» **Exercise objective**
Write out all the data again, exactly.

-- Exercise material follows --

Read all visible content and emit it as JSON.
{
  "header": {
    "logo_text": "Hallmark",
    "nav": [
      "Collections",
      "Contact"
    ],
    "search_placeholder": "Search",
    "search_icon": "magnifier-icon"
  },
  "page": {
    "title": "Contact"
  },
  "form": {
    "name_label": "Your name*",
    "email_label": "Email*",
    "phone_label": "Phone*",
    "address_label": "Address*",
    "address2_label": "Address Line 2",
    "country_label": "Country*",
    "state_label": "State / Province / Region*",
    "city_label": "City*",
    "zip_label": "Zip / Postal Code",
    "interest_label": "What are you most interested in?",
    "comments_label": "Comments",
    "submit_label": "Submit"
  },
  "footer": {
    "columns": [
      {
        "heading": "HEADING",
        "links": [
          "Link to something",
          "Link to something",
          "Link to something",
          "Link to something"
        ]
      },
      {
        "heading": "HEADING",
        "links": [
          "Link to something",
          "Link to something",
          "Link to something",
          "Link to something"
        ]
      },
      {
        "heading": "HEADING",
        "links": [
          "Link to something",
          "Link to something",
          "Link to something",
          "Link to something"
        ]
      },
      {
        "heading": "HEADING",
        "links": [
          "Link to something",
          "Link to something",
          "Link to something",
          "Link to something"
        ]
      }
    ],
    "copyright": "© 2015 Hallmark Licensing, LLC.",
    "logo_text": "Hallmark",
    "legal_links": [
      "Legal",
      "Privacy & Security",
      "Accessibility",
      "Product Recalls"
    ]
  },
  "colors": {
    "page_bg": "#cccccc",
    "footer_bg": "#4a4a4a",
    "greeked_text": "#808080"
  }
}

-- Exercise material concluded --

» **Output of the exercise**
Read all visible content and emit it as JSON.
{
  "header": {
    "logo_text": "Hallmark",
    "nav": [
      "Collections",
      "Contact"
    ],
    "search_placeholder": "Search",
    "search_icon": "magnifier-icon"
  },
  "page": {
    "title": "Contact"
  },
  "form": {
    "name_label": "Your name*",
    "email_label": "Email*",
    "phone_label": "Phone*",
    "address_label": "Address*",
    "address2_label": "Address Line 2",
    "country_label": "Country*",
    "state_label": "State / Province / Region*",
    "city_label": "City*",
    "zip_label": "Zip / Postal Code",
    "interest_label": "What are you most interested in?",
    "comments_label": "Comments",
    "submit_label": "Submit"
  },
  "footer": {
    "columns": [
      {
        "heading": "HEADING",
        "links": [
          "Link to something",
          "Link to something",
          "Link to something",
          "Link to something"
        ]
      },
      {
        "heading": "HEADING",
        "links": [
          "Link to something",
          "Link to something",
          "Link to something",
          "Link to something"
        ]
      },
      {
        "heading": "HEADING",
        "links": [
          "Link to something",
          "Link to something",
          "Link to something",
          "Link to something"
        ]
      },
      {
        "heading": "HEADING",
        "links": [
          "Link to something",
          "Link to something",
          "Link to something",
          "Link to something"
        ]
      }
    ],
    "copyright": "© 2015 Hallmark Licensing, LLC.",
    "logo_text": "Hallmark",
    "legal_links": [
      "Legal",
      "Privacy & Security",
      "Accessibility",
      "Product Recalls"
    ]
  },
  "colors": {
    "page_bg": "#cccccc",
    "footer_bg": "#4a4a4a",
    "greeked_text": "#808080"
  }
}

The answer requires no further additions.